Based on discussions with Stanford alumni, I initially selected three courses: Interactive Management Science, Introduction to Decision Making and Technology Entrepreneurship. After the first week, all courses seemed really interesting and practical. I decided, though, to swap one of the courses, namely Introduction to Decision Making, as I wanted a bit more challenging courses while in Stanford. The course I chose instead was Data Mining, which ended up being both extremely interesting and insightful.
Interactive Management Science
The course combines basic mathematic theories to make management decisions. The course challenges the insight of using average as a key decision criteria, as average has several in-built flaws in real, rarely linear World. Course consisted a lot of Excel exercises, lectures and final project on the topic. Overall, the course gave me insight on how to communicate relatively complex topics in a way that is both not too complex to understand but is not merely an average of assumptions.

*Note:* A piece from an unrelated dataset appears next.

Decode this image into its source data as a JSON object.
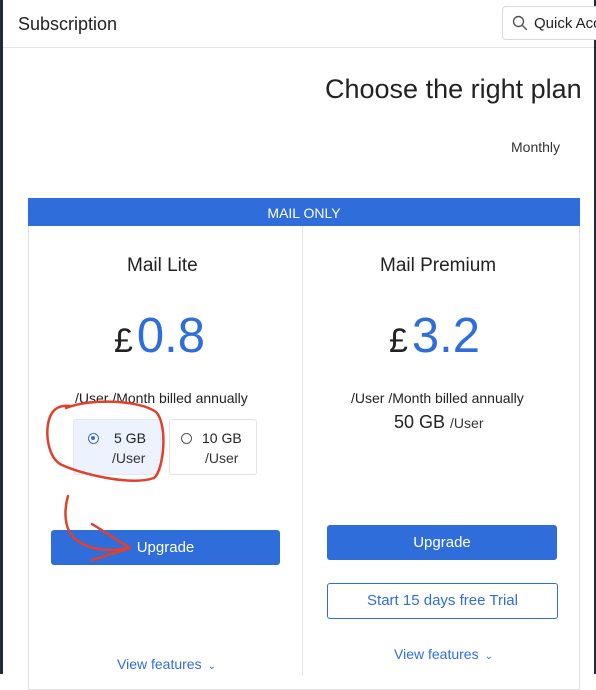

The course teaches basic methods on how to understand relationships between data attributes and predict future outcomes based on data. The focus of the course was especially, how to handle large datasets which consume a lot of computing power. The workload of the course was relatively high, but the course was also extremely rewarding. The lectures itself were well organized and the professor, working at Google, was able to provide us with practical insight on how the data mining is conducted in practice. I’d say this course was the most educational of my three courses.

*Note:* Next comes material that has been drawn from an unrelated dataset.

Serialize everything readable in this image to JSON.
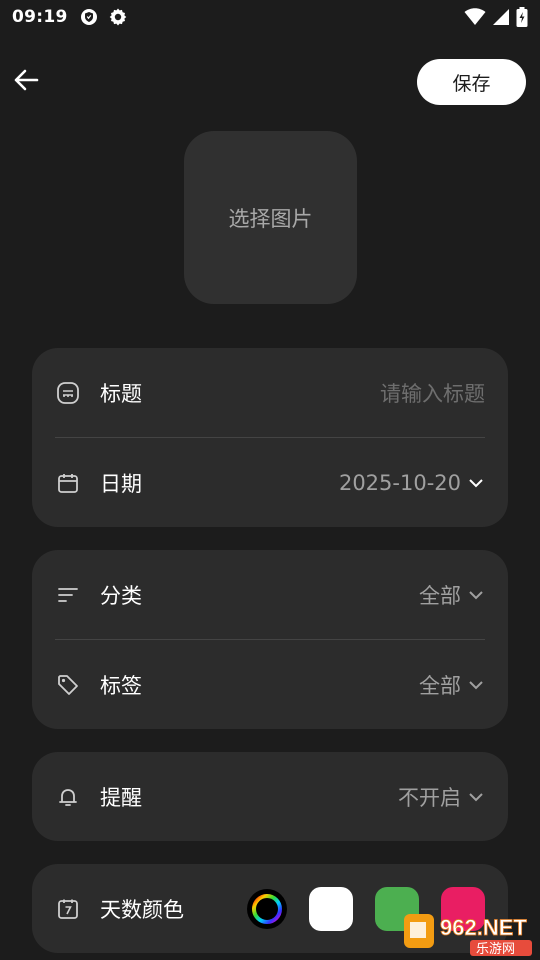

The course gives exceptionally well-organized overview on entrepreneurship and the subtopics in its core. In practice, the course comprised several panel discussions with real entrepreneurs, VCs, lawyers etc., as well as top quality lectures from Tom Kosnik and Rebeca Hwang. A big part of the course was a practical project, where teams of 5 selected an idea, broke it to hypothesis and validated those hypothesis on real customers to find out whether the idea was worth pursuing or not. The course taught me more than I could have imagined and most importantly, gave me a real spark to learn more about entrepreneurship – hopefully by starting my own startup one day.
Being in the heart of Silicon Valley, Stanford provides unparalleled opportunities to explore life outside campus. I visited three companies, namely Google, Facebook and YouNoodle, to hear about how it is to work there and how they differ from Finnish companies. As a really brief summary of those visits, Silicon Valley corporate culture is extremely achievement-driven and meritocratic, and at the same time, organizations are really flat.

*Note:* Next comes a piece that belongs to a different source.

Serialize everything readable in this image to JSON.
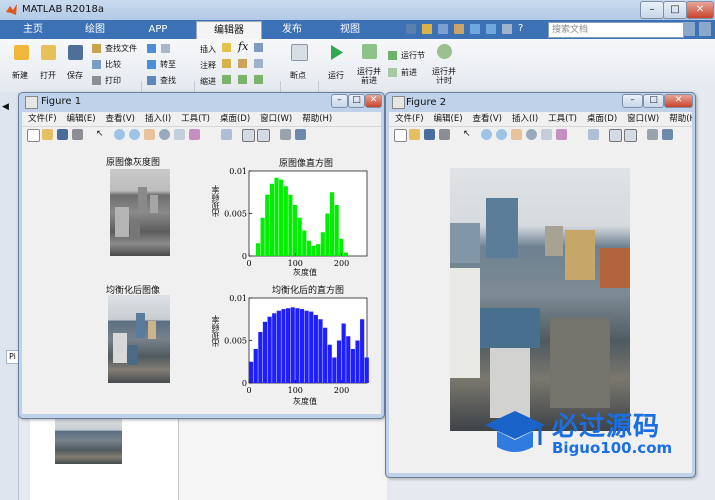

In addition to the aforementioned three academic courses, I participated in Silicon Valley Innovation Academy, 7 weeks long project focusing on design thinking and how to move from an idea to real startup concept. During the project, we had several workshops e.g. in understanding Silicon Valley mindset and how to do design thinking in practice. The experience was really helpful and the teamwork taught me a lot on working in a team with totally different strengths and capabilities.
The trip wasn’t of course only about academics. California has several places worth seeing and, thus, I spend my weekends mostly on travelling around the area. The trips I participated included but were not limited to Los Angeles, Santa Cruz, Napa Valley, Sausalito, San Francisco, Yosemite, Lake Tahoe… Furthermore, those trips and hangouts at the campus gave me several friendships which will surely last even after leaving Stanford.
– Mikko Rajala –